● **Work request**: Without including any picture, copy the entries that follow word for word.

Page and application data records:
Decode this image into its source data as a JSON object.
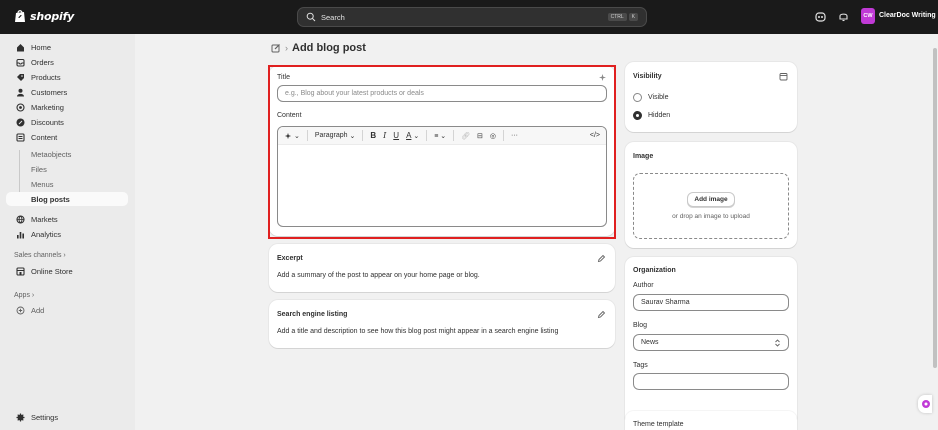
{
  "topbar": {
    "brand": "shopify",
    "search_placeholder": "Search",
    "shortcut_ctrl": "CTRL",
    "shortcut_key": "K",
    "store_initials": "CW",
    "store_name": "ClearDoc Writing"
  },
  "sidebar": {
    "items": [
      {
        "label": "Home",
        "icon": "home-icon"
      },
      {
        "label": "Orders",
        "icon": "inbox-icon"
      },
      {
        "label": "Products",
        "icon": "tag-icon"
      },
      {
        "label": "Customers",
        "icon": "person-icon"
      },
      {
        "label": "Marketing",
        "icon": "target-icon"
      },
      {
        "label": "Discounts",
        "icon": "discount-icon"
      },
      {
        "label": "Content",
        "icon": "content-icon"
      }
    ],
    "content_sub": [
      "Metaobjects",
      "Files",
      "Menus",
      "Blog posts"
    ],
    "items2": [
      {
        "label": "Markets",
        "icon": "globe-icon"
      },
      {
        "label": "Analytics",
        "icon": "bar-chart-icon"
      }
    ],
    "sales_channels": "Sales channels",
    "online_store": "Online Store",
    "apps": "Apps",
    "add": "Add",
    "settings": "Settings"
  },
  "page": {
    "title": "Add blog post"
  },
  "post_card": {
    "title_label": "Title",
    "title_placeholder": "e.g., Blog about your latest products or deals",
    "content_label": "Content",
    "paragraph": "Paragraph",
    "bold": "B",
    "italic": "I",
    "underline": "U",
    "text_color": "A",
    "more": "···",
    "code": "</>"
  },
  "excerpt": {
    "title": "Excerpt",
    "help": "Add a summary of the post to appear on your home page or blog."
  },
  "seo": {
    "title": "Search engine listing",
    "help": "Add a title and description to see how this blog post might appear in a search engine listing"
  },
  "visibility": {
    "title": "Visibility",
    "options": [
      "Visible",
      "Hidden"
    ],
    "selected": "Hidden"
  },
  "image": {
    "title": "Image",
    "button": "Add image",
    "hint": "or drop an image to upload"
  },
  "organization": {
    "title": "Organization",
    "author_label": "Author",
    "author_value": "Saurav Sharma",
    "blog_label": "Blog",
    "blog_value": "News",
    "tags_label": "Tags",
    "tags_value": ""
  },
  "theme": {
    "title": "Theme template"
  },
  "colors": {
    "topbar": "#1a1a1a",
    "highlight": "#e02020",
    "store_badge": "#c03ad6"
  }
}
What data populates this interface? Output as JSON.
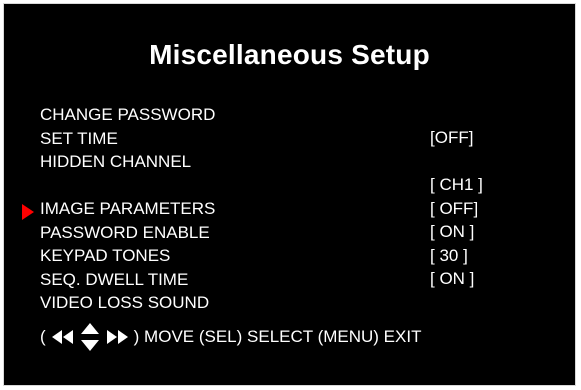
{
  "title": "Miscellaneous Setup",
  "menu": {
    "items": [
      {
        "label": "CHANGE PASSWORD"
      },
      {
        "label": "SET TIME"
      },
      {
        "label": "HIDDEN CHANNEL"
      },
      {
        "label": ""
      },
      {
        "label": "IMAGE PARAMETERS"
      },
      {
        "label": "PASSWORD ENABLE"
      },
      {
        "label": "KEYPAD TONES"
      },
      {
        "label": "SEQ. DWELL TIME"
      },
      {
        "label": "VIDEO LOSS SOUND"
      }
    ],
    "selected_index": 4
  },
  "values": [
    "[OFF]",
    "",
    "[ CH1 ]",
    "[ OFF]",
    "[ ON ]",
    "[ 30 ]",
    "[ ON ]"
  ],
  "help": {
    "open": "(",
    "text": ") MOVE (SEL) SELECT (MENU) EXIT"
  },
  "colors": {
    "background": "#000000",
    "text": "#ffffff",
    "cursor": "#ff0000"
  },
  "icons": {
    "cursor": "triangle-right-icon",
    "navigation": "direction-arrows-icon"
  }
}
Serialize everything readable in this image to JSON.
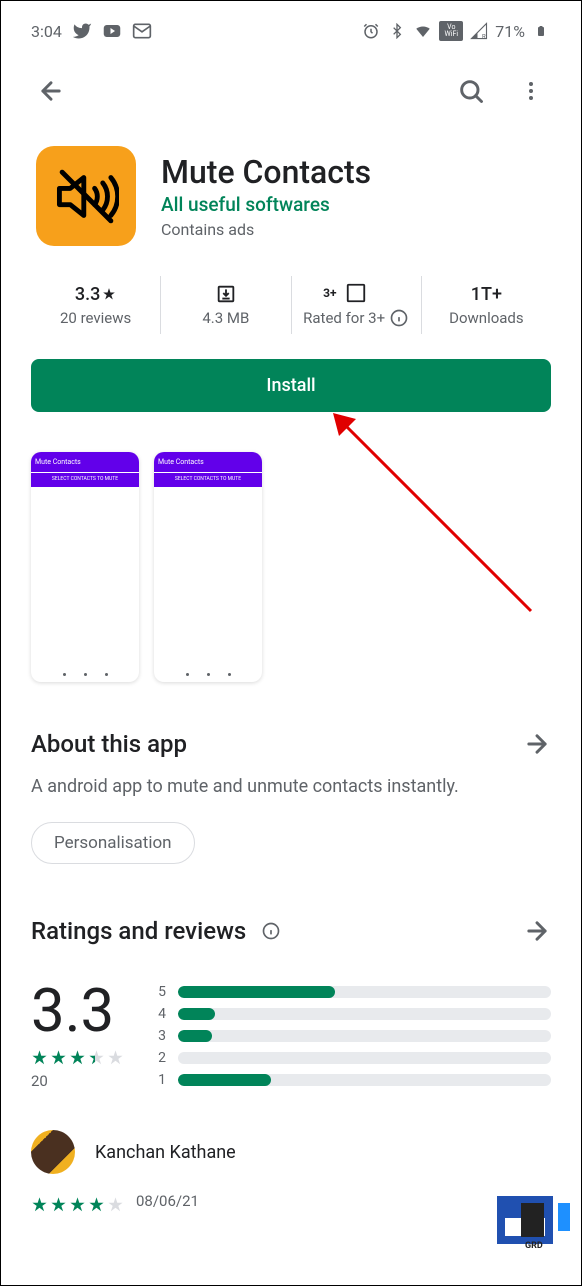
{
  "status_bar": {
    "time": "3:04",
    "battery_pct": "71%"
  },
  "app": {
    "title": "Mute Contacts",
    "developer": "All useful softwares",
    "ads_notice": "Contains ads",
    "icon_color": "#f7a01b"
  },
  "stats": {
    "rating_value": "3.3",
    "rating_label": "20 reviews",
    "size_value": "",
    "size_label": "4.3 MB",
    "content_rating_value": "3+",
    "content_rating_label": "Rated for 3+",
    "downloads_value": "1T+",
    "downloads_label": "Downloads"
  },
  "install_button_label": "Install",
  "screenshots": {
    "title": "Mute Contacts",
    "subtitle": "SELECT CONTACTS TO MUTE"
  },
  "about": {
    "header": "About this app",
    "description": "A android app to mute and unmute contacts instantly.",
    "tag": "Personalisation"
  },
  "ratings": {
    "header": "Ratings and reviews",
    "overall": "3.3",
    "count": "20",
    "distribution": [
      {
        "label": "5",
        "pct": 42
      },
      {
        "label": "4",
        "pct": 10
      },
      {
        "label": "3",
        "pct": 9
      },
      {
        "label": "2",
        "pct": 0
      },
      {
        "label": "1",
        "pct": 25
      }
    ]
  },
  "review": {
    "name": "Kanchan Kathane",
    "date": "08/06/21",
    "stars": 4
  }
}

● **Response area**:
Decode this image into its source data as a JSON object.
{
  "topbar": {
    "brand": "shopify",
    "search_placeholder": "Search",
    "shortcut_ctrl": "CTRL",
    "shortcut_key": "K",
    "store_initials": "CW",
    "store_name": "ClearDoc Writing"
  },
  "sidebar": {
    "items": [
      {
        "label": "Home",
        "icon": "home-icon"
      },
      {
        "label": "Orders",
        "icon": "inbox-icon"
      },
      {
        "label": "Products",
        "icon": "tag-icon"
      },
      {
        "label": "Customers",
        "icon": "person-icon"
      },
      {
        "label": "Marketing",
        "icon": "target-icon"
      },
      {
        "label": "Discounts",
        "icon": "discount-icon"
      },
      {
        "label": "Content",
        "icon": "content-icon"
      }
    ],
    "content_sub": [
      "Metaobjects",
      "Files",
      "Menus",
      "Blog posts"
    ],
    "items2": [
      {
        "label": "Markets",
        "icon": "globe-icon"
      },
      {
        "label": "Analytics",
        "icon": "bar-chart-icon"
      }
    ],
    "sales_channels": "Sales channels",
    "online_store": "Online Store",
    "apps": "Apps",
    "add": "Add",
    "settings": "Settings"
  },
  "page": {
    "title": "Add blog post"
  },
  "post_card": {
    "title_label": "Title",
    "title_placeholder": "e.g., Blog about your latest products or deals",
    "content_label": "Content",
    "paragraph": "Paragraph",
    "bold": "B",
    "italic": "I",
    "underline": "U",
    "text_color": "A",
    "more": "···",
    "code": "</>"
  },
  "excerpt": {
    "title": "Excerpt",
    "help": "Add a summary of the post to appear on your home page or blog."
  },
  "seo": {
    "title": "Search engine listing",
    "help": "Add a title and description to see how this blog post might appear in a search engine listing"
  },
  "visibility": {
    "title": "Visibility",
    "options": [
      "Visible",
      "Hidden"
    ],
    "selected": "Hidden"
  },
  "image": {
    "title": "Image",
    "button": "Add image",
    "hint": "or drop an image to upload"
  },
  "organization": {
    "title": "Organization",
    "author_label": "Author",
    "author_value": "Saurav Sharma",
    "blog_label": "Blog",
    "blog_value": "News",
    "tags_label": "Tags",
    "tags_value": ""
  },
  "theme": {
    "title": "Theme template"
  },
  "colors": {
    "topbar": "#1a1a1a",
    "highlight": "#e02020",
    "store_badge": "#c03ad6"
  }
}
What data populates this interface? Output as JSON.
{
  "title": "Miscellaneous Setup",
  "menu": {
    "items": [
      {
        "label": "CHANGE PASSWORD"
      },
      {
        "label": "SET TIME"
      },
      {
        "label": "HIDDEN CHANNEL"
      },
      {
        "label": ""
      },
      {
        "label": "IMAGE PARAMETERS"
      },
      {
        "label": "PASSWORD ENABLE"
      },
      {
        "label": "KEYPAD TONES"
      },
      {
        "label": "SEQ. DWELL TIME"
      },
      {
        "label": "VIDEO LOSS SOUND"
      }
    ],
    "selected_index": 4
  },
  "values": [
    "[OFF]",
    "",
    "[ CH1 ]",
    "[ OFF]",
    "[ ON ]",
    "[ 30 ]",
    "[ ON ]"
  ],
  "help": {
    "open": "(",
    "text": ") MOVE (SEL) SELECT (MENU) EXIT"
  },
  "colors": {
    "background": "#000000",
    "text": "#ffffff",
    "cursor": "#ff0000"
  },
  "icons": {
    "cursor": "triangle-right-icon",
    "navigation": "direction-arrows-icon"
  }
}
Serialize everything readable in this image to JSON.
{
  "status_bar": {
    "time": "3:04",
    "battery_pct": "71%"
  },
  "app": {
    "title": "Mute Contacts",
    "developer": "All useful softwares",
    "ads_notice": "Contains ads",
    "icon_color": "#f7a01b"
  },
  "stats": {
    "rating_value": "3.3",
    "rating_label": "20 reviews",
    "size_value": "",
    "size_label": "4.3 MB",
    "content_rating_value": "3+",
    "content_rating_label": "Rated for 3+",
    "downloads_value": "1T+",
    "downloads_label": "Downloads"
  },
  "install_button_label": "Install",
  "screenshots": {
    "title": "Mute Contacts",
    "subtitle": "SELECT CONTACTS TO MUTE"
  },
  "about": {
    "header": "About this app",
    "description": "A android app to mute and unmute contacts instantly.",
    "tag": "Personalisation"
  },
  "ratings": {
    "header": "Ratings and reviews",
    "overall": "3.3",
    "count": "20",
    "distribution": [
      {
        "label": "5",
        "pct": 42
      },
      {
        "label": "4",
        "pct": 10
      },
      {
        "label": "3",
        "pct": 9
      },
      {
        "label": "2",
        "pct": 0
      },
      {
        "label": "1",
        "pct": 25
      }
    ]
  },
  "review": {
    "name": "Kanchan Kathane",
    "date": "08/06/21",
    "stars": 4
  }
}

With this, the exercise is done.